[Information provided]

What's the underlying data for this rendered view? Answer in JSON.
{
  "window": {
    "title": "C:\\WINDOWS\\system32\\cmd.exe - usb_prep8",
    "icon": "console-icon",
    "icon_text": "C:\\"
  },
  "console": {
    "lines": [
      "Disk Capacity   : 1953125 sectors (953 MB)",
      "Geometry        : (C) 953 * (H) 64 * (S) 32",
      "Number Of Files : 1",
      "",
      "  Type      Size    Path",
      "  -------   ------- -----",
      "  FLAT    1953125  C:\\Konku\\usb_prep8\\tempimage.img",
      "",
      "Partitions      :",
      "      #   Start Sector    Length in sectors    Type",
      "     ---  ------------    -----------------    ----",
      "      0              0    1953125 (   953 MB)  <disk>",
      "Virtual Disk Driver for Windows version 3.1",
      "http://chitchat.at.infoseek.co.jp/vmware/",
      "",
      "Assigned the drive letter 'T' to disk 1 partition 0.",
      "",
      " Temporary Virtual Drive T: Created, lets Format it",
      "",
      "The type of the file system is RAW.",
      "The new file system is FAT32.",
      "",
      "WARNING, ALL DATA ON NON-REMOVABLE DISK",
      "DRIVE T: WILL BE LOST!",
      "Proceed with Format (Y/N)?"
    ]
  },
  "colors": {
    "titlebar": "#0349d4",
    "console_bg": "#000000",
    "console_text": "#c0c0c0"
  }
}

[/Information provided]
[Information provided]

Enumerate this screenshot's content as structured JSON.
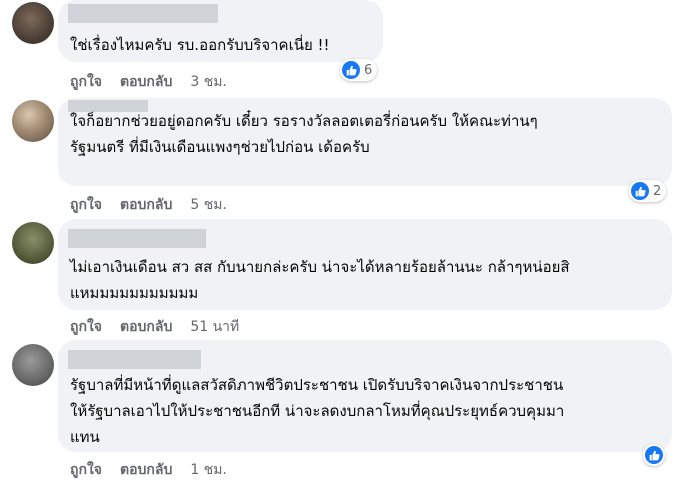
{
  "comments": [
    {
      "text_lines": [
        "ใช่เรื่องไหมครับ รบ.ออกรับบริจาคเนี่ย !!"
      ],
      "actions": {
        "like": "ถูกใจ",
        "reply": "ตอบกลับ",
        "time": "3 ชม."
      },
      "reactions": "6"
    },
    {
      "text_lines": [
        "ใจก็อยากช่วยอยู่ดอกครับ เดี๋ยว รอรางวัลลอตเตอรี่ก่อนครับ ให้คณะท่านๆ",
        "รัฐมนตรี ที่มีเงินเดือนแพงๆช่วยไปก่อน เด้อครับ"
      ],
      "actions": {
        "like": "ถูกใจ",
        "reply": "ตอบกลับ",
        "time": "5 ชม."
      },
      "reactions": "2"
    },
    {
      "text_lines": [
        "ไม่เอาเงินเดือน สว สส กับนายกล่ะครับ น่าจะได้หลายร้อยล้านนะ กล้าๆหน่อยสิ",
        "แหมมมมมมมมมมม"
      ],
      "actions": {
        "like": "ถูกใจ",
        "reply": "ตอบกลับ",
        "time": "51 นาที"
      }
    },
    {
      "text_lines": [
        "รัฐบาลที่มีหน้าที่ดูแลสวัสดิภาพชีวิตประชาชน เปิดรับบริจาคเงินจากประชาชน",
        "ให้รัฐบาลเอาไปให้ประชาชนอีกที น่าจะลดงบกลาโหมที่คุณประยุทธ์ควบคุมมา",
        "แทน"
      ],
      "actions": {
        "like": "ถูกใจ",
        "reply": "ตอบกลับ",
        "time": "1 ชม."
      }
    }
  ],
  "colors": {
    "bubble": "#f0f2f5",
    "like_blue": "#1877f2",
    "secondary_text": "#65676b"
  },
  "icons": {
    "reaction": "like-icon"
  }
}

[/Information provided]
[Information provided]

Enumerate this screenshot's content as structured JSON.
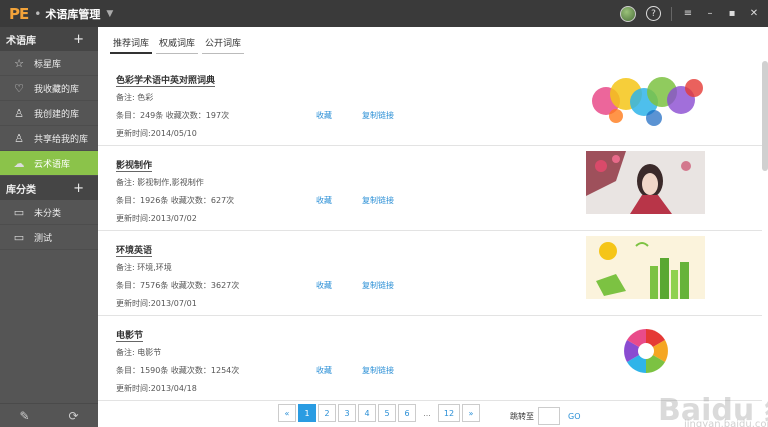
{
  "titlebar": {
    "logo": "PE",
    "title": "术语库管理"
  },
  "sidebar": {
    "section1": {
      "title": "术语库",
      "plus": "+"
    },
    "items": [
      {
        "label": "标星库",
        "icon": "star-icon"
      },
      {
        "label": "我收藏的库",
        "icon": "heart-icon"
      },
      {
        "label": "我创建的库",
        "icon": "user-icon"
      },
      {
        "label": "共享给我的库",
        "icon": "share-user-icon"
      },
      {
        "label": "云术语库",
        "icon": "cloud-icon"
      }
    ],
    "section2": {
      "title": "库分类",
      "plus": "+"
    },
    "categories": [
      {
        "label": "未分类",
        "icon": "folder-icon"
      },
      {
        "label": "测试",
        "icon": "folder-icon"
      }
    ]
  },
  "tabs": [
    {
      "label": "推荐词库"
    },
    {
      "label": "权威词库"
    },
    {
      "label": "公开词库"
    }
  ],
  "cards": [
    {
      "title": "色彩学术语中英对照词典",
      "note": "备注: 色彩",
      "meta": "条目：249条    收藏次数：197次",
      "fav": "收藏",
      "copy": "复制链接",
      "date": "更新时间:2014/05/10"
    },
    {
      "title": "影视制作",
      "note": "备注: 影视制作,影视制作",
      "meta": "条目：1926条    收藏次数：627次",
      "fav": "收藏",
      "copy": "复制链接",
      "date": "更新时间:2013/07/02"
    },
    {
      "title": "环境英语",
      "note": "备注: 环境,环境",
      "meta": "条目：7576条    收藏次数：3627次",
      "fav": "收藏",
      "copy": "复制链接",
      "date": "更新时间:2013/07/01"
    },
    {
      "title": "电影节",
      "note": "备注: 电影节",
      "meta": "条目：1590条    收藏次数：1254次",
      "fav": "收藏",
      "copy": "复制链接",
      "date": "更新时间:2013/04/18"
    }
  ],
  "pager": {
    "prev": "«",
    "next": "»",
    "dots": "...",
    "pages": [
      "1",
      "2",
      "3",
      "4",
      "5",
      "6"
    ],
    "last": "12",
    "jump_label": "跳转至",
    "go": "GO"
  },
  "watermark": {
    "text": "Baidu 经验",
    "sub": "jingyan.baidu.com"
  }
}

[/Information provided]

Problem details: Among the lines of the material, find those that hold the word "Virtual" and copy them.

Exercise result:
      "Virtual Disk Driver for Windows version 3.1",
      " Temporary Virtual Drive T: Created, lets Format it",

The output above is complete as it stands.